We couldn’t recommend Stephen enough. His knowledge of Titanic was extraordinary and the children were engrossed with the stories and knowledge he could share. The aim of the session was to learn more about the Titanic but also to support our children with story writing. Stephen’s workshop was invaluable. The children were very excited to write their stories and use the advice given from Stephen – their stories were out of this world!
Ms Foster, Year 6 teacher, Manor Community Primary School, Swanscombe
This letter is a thank you for the amazing assembly and class workshop. I found both sessions really inspiring. I appreciated your picking me to get up and share facts about the Titanic. I felt really proud. Another thing that I enjoyed was the class quiz. It was a shame that our class lost. I enjoyed designing my own character that I could later on use in my own survival story. One of the best parts was transferring my planning into an amazing story.
Kerim, Year 6, King’s Park Academy, Bournemouth
Steve visited our group of Y6 pupils as part of our history topic where we were exploring different sources of evidence linked to the Titanic.
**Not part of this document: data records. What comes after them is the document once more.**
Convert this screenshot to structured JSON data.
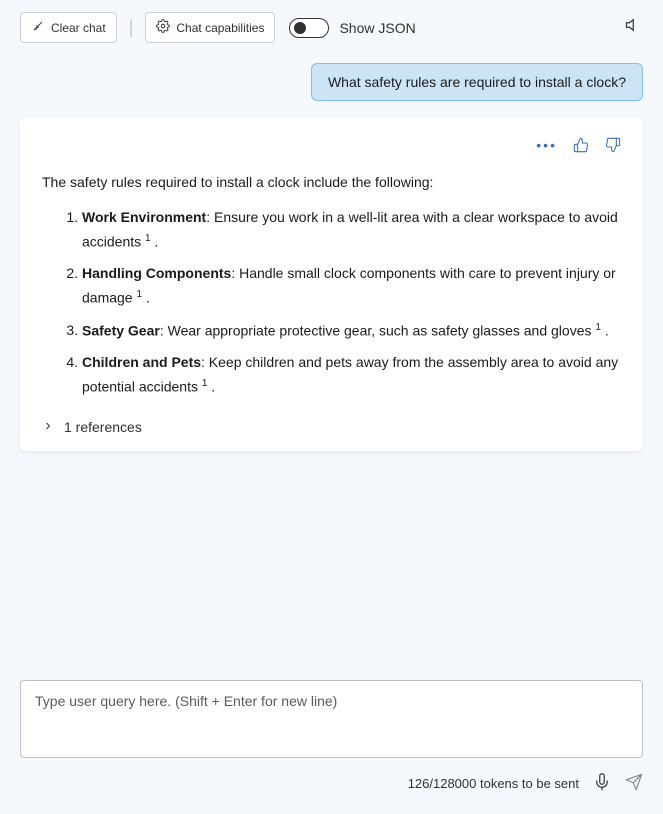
{
  "toolbar": {
    "clear_chat_label": "Clear chat",
    "chat_capabilities_label": "Chat capabilities",
    "show_json_label": "Show JSON"
  },
  "user_message": "What safety rules are required to install a clock?",
  "assistant": {
    "intro": "The safety rules required to install a clock include the following:",
    "items": [
      {
        "title": "Work Environment",
        "text": ": Ensure you work in a well-lit area with a clear workspace to avoid accidents",
        "ref": "1"
      },
      {
        "title": "Handling Components",
        "text": ": Handle small clock components with care to prevent injury or damage",
        "ref": "1"
      },
      {
        "title": "Safety Gear",
        "text": ": Wear appropriate protective gear, such as safety glasses and gloves",
        "ref": "1"
      },
      {
        "title": "Children and Pets",
        "text": ": Keep children and pets away from the assembly area to avoid any potential accidents",
        "ref": "1"
      }
    ],
    "references_label": "1 references"
  },
  "input": {
    "placeholder": "Type user query here. (Shift + Enter for new line)",
    "token_status": "126/128000 tokens to be sent"
  }
}
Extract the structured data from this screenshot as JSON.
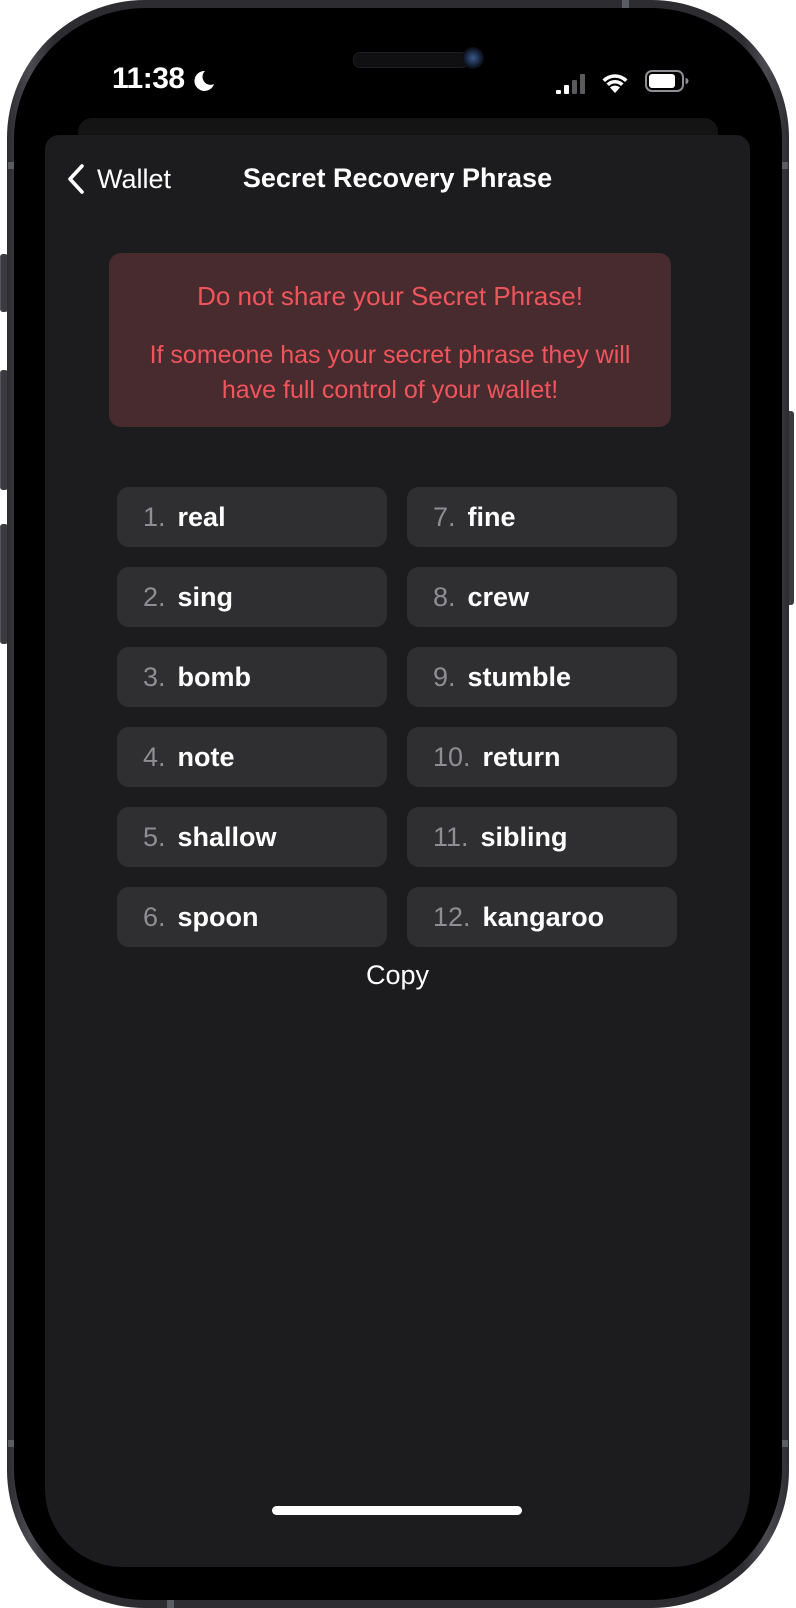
{
  "status_bar": {
    "time": "11:38",
    "focus_icon": "moon-icon",
    "signal_icon": "cellular-signal-icon",
    "wifi_icon": "wifi-icon",
    "battery_icon": "battery-icon"
  },
  "nav": {
    "back_label": "Wallet",
    "back_icon": "chevron-left-icon",
    "title": "Secret Recovery Phrase"
  },
  "warning": {
    "title": "Do not share your Secret Phrase!",
    "body": "If someone has your secret phrase they will have full control of your wallet!",
    "color": "#f2545b",
    "background": "#472b2f"
  },
  "words": [
    {
      "num": "1.",
      "word": "real"
    },
    {
      "num": "2.",
      "word": "sing"
    },
    {
      "num": "3.",
      "word": "bomb"
    },
    {
      "num": "4.",
      "word": "note"
    },
    {
      "num": "5.",
      "word": "shallow"
    },
    {
      "num": "6.",
      "word": "spoon"
    },
    {
      "num": "7.",
      "word": "fine"
    },
    {
      "num": "8.",
      "word": "crew"
    },
    {
      "num": "9.",
      "word": "stumble"
    },
    {
      "num": "10.",
      "word": "return"
    },
    {
      "num": "11.",
      "word": "sibling"
    },
    {
      "num": "12.",
      "word": "kangaroo"
    }
  ],
  "copy_label": "Copy"
}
During his visit, he exposed the children to a range of primary sources such as deck plans, photos and survivor accounts, introducing the children to life on board the ship. As a result of viewing these sources, the children were able to imagine their own character and setting for a short piece of narrative in the first person. Steve also told the children about a young man on board called Jack Thayer who was the inspiration for his own character ‘Jimmy’. The children were incredibly engaged by Steve’s presentation, enjoying the opportunity to ask further questions about the Titanic and listening to him read a few chapters from his book. It was a fantastic day which brought our topic to life and sparked the imagination of our children. We would definitely recommend anyone embarking on this topic to invite Steve in!
Years 6 teachers, Mosborough Primary School
To book a Titanic-themed author visit, please write to Yvonne Lang at Authors Abroad: firstname.lastname@example.org or contact me for further details.
At the beginning of April I visited the KAUST school in Saudi Arabia, to encourage secondary school students in their own creative writing. Exciting to find so many keen writers among them, including some who are using Wattpad to work on their own novels.
KAUST (the King Abdullah University of Science and Technology) is located an hour’s drive south of Jeddah and occupies 14 square miles of Red Sea coastline. In a row of towering seaside laboratories, scientists pursue cutting edge research in impressively mysterious disciplines such as laser diagnostics, chemical kinetics and supercomputing.
The rest of the campus is tidy and somewhat sterile – hundreds of identical, cream coloured staff houses and insipid crossroads where careful, considerate drivers wait for their traffic light to turn green. On my second day at KAUST I was riding a borrowed moped to the school and ended up hopelessly lost among those bland intersections. Five minutes before my assembly was due to start, I was rescued by a kind librarian, who had come out in her car to search for me.
I love international schools and the KAUST school was no exception. I worked with eighteen classes of warm, funny, globally aware students – all of them wired to tell stories, even (or perhaps especially) the less academic ones. I’ve added a few photos below, as well as a couple of testimonials on my author visits page.
Sincere thanks to Catherine de Levay for rescuing me from the neat streets of Pleasantville and for overseeing an otherwise enjoyable visit. Thanks also to Authors Abroad, who are so good at organizing international escapades for authors and poets.